For example, perhaps your character refuses to learn how to drive a car. Give him a background story that includes a harrowing car accident that renders him with an overwhelming fear of driving. If your character has trouble forming friendships, explain it with an adolescence of disinterested parents that never bothered to hug the child, making her an adult that is uncomfortable with emotional bonding.

Childhood isn’t the only place where wounds can occur. Adult decisions can have a lasting impact, either good or bad, on one’s behavior. A marriage to a bad partner or a spiteful divorce can render a person with a fear of relationships. An unplanned pregnancy, an abortion, or a miscarriage can etch profound grooves into the bravest of souls. Filing bankruptcy, betraying a friend, watching a loved one pass on, or having a physically challenged child contribute to the experiences that form the creases in the putty that turn us into who we become.

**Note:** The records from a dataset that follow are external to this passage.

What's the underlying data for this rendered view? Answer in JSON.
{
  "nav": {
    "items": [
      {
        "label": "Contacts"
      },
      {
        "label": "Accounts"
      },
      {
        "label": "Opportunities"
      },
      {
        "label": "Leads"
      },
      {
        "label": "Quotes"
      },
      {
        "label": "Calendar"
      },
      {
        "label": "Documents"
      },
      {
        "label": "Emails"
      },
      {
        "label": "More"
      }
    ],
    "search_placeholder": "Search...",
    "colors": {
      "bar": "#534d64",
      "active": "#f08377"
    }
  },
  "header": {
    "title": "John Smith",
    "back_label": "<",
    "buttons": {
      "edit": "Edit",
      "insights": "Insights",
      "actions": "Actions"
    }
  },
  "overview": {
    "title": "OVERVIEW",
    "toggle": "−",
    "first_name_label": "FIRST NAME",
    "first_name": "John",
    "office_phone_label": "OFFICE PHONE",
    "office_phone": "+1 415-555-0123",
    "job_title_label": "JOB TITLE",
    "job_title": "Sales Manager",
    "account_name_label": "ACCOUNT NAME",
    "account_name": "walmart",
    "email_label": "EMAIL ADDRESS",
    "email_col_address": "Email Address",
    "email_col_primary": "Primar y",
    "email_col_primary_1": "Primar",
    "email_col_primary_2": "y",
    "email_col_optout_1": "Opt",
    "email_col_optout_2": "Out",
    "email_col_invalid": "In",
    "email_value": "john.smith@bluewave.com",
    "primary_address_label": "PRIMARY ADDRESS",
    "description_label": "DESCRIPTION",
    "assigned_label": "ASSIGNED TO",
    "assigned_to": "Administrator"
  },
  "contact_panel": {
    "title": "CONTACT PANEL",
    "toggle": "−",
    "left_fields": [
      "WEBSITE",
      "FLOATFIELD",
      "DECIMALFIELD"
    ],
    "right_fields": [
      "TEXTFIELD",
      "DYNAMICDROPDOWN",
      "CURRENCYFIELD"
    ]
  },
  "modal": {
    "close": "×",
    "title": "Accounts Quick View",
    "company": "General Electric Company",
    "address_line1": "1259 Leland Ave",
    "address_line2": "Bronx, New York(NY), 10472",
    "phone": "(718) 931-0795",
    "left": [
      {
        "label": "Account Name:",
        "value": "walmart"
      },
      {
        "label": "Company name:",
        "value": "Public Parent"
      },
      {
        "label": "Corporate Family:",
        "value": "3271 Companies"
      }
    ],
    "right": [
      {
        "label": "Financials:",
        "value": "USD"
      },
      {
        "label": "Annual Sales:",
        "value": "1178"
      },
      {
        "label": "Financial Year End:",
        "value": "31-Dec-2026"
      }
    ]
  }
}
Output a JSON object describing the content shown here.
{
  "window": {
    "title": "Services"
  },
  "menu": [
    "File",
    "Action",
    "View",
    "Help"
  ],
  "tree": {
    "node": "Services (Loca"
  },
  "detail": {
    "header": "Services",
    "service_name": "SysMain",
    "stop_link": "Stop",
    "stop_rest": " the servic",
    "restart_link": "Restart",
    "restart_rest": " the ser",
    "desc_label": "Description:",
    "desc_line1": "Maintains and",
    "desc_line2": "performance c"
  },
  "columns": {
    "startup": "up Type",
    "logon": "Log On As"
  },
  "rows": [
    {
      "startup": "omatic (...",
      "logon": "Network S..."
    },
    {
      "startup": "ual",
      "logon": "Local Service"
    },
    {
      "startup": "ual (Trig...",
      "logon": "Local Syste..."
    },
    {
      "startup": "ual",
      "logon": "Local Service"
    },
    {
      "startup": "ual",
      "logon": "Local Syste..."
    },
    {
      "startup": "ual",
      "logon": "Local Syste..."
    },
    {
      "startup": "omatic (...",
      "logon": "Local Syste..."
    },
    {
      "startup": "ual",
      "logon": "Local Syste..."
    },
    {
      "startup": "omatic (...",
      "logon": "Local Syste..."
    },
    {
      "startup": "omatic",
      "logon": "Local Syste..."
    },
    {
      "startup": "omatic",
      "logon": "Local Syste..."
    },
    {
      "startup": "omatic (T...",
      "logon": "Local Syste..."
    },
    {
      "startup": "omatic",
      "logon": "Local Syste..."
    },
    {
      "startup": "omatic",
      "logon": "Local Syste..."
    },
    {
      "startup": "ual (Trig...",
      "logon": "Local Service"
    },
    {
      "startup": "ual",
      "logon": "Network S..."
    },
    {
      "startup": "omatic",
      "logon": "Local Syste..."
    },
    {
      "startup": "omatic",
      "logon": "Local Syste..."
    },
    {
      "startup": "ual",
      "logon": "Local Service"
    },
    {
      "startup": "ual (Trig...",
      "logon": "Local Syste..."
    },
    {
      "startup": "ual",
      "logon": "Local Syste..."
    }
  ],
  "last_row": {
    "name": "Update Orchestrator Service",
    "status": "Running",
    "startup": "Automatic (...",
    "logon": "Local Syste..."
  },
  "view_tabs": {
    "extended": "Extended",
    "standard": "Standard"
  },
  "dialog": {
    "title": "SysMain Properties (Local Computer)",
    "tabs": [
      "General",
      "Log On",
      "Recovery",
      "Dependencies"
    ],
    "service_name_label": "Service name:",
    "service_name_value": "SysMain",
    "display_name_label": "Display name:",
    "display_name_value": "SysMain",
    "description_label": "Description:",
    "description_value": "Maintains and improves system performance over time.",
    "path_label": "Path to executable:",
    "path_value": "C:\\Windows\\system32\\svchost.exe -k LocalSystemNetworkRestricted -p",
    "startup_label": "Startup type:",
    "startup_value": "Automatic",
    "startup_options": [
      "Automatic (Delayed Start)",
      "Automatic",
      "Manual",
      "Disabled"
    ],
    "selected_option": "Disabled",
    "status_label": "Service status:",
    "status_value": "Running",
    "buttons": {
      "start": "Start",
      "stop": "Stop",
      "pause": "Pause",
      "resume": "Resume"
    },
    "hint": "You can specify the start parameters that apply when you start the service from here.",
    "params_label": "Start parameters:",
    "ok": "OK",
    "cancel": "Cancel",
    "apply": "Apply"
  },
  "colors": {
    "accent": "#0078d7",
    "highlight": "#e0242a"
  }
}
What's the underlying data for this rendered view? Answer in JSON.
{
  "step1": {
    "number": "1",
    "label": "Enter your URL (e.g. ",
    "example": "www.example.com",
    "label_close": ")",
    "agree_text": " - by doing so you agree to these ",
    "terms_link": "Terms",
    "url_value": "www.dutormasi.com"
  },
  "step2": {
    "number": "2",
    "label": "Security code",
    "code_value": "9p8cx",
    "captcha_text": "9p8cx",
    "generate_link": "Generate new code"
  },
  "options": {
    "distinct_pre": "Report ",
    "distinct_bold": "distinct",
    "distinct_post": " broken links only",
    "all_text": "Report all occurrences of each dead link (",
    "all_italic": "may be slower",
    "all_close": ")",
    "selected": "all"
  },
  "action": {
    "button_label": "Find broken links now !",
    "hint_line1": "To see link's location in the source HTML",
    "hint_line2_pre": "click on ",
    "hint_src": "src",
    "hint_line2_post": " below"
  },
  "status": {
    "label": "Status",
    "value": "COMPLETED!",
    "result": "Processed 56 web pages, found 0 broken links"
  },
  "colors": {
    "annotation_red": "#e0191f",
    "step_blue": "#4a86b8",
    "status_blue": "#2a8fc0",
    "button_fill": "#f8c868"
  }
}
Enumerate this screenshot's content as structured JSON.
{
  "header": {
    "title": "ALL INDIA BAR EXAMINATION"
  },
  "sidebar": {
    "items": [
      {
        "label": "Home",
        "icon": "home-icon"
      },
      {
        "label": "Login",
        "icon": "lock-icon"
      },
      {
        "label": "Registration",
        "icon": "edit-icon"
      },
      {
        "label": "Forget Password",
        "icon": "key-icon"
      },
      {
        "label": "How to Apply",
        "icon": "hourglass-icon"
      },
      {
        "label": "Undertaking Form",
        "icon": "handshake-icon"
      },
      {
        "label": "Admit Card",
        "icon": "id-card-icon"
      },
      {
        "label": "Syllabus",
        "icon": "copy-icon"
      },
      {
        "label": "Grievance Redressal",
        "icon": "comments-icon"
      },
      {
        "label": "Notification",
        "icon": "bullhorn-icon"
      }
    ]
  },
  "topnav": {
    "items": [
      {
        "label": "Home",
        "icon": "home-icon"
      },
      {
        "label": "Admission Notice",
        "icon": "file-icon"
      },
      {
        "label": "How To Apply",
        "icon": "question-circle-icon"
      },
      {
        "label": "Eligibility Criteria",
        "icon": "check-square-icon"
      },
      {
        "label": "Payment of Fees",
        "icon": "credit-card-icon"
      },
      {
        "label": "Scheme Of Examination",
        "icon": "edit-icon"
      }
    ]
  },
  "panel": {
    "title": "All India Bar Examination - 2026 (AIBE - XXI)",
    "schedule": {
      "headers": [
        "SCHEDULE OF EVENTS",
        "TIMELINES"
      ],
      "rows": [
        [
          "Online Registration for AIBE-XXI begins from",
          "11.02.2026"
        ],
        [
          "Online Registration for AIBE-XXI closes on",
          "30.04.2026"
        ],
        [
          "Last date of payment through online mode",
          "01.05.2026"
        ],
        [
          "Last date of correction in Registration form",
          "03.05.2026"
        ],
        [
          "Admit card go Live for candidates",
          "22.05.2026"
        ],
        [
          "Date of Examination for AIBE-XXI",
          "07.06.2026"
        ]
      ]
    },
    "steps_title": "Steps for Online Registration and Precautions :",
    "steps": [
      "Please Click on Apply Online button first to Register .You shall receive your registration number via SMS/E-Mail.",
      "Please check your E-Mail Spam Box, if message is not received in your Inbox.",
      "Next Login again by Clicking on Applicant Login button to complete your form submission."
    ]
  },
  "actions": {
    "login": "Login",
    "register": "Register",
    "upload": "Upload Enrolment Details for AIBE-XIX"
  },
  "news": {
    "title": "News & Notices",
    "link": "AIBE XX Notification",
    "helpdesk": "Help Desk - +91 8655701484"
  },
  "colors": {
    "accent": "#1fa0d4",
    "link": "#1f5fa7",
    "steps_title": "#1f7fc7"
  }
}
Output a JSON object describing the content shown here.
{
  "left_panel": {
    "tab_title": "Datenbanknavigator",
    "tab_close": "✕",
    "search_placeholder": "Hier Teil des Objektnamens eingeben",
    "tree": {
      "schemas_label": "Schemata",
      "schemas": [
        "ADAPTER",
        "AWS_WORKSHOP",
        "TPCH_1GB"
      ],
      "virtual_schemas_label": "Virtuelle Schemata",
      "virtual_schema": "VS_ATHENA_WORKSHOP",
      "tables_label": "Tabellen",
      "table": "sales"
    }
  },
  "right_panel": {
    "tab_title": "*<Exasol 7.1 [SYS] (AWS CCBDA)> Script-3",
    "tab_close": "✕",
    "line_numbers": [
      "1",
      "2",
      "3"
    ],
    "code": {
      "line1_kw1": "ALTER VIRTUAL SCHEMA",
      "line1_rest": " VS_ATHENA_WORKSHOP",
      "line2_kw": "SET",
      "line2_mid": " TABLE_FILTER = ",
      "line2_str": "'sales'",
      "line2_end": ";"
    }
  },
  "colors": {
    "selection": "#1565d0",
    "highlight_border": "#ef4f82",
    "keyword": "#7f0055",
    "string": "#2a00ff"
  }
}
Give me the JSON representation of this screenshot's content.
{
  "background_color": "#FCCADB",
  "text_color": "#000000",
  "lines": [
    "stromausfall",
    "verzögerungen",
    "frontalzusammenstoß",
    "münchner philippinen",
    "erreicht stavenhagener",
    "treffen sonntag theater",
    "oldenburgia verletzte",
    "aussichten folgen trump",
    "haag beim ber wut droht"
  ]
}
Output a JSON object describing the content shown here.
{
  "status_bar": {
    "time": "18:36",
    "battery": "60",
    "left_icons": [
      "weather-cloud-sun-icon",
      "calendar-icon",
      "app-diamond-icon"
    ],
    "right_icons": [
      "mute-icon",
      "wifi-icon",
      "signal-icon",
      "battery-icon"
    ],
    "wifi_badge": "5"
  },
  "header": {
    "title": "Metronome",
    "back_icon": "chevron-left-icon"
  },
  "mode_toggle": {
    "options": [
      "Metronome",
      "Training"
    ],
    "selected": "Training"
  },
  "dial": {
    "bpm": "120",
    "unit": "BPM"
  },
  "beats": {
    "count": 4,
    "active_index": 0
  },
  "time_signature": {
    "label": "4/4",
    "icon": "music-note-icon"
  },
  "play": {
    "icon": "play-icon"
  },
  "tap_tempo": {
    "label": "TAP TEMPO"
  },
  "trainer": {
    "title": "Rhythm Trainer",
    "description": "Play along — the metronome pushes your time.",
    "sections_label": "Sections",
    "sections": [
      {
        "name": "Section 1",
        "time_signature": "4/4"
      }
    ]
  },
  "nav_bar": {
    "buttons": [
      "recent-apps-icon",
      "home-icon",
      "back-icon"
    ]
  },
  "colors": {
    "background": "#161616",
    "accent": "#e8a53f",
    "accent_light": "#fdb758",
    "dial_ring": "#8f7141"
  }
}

It is the same with our characters. An author needs to engage readers with the events — past, present and those yet to come — that our beloved characters must live through.

If your character is having trouble conceiving a child, provide the reader with an understanding of her ordeal and why it is so important to her to have a child. If your character cannot hold a job, display the personality quirks that keep him unemployed. Perhaps those DUIs in her early 20s are the reason your character refuses to have that glass of wine at dinner. Even a murderer needs a plausible motivating factor to keep a reader connected to the story. The reader needs to experience the highs and lows along with our protagonist — and needs to appreciate what makes him or her tick.

Do not be afraid to probe the depths of your character’s mind and explore why you want them to behave as they do. The more back story and tribulations, damage and distress that you can pile up on a character makes them more believable and more lovable.

After all, we all know and admire people who have overcome incredible obstacles, but it can be hard to empathize with someone who has a picture-perfect life. Deep down we know that no one’s life is perfect, and it’s nice to have a sneak peek into a person’s core, to be one of the very few that are allowed in to really see why someone is the way they are.

Being an observer of the mind is a remarkable thing and, as a writer, it is your job to allow the reader in for a closer look. You never know, you may discover why your character does those strange things that you weren’t counting on.

Loni Emmert is the co-author of Button Hollow Chronicles #1: The Leaf Peeper Murders and the author of Lights! Camera! Murder! A member of Sisters in Crime since 2006, she is currently working on her first thriller.


Msmstry said...

Loni, excellent tips! I've always thought the character's backstory was equally important as the one being told. You've given some good ways to show that backstory. If the author doesn't know her characters well, they come off flat to the reader.

Polly said...

I lose interest in a book that's not character driven. It doesn't matter what the genre is, either. Yes, I like a plot, of course, but if I can't relate to the character and his/her struggles, I usually find the book lacking. Good post, Loni.